When a biz reporter lost her job due a non-compete clause
Stephanie Russell-Kraft writes for Columbia Journalism Review about how she lost her job at Reuters because of a non-compete clause she had signed at her previous employer, Law360.
I know this because a non-compete I signed on my first day at legal news website Law360 in 2013 later derailed my career. After two years and a promotion at Law360, during which time colleagues left for a variety of competing publications, I accepted an offer in the fall of 2015 to join the Reuters legal news team covering the business of law. I considered the move to be a step up in my career. During my second week at the new job, a lawyer from Law360 wrote in a letter to the general counsel of Reuters that I was at risk of violating my non-compete and nondisclosure agreement. He asked that Reuters “take immediate steps to ensure” I did not use the “critical and sensitive proprietary information” I obtained at Law360. I never found out what Law360 meant by that: There’s no secret sauce to scouring court filings in search of a good story.
Reuters fired me two days later, citing my lack of disclosure of the non-compete. Today as a freelancer, I’m making about 40 percent less than my starting salary at Reuters, which included generous overtime and health insurance, among other benefits.
Law360 removed its non-compete provision from editorial employment contracts a year ago in a settlement with the New York Attorney General following an investigation into the potential illegality of the clauses.

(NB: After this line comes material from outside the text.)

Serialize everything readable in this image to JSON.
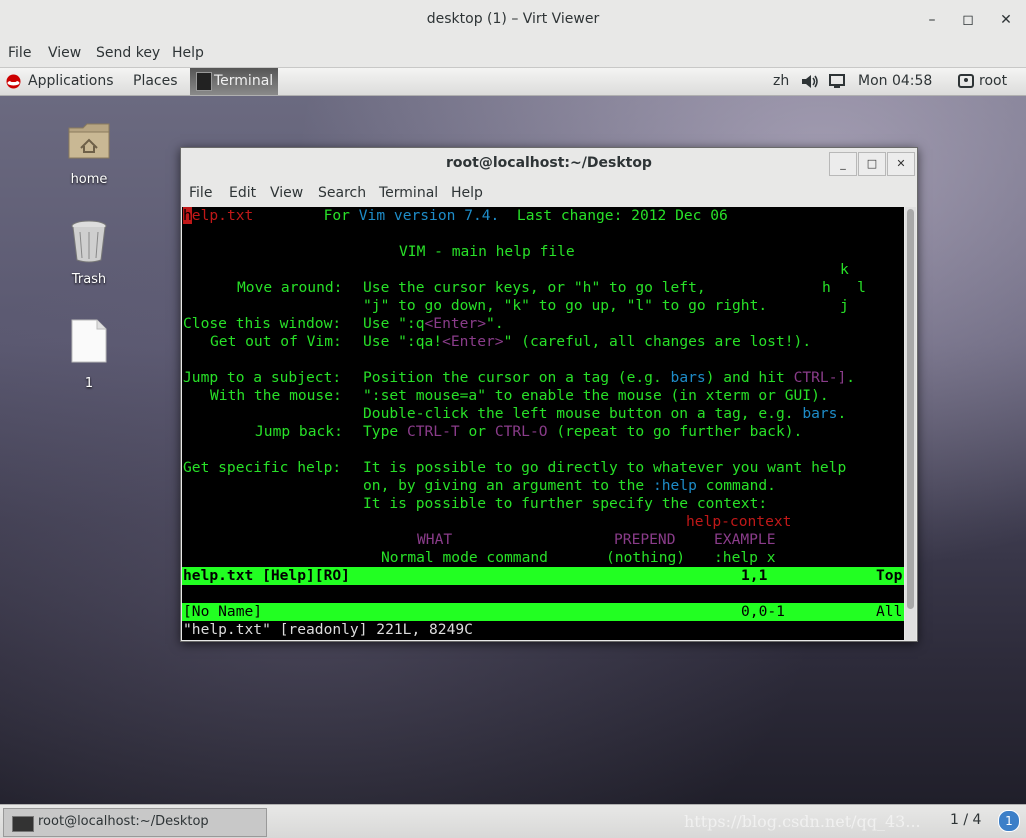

For me and other reporters who were blocked from taking new jobs, the move was welcome but too late.
Read more here.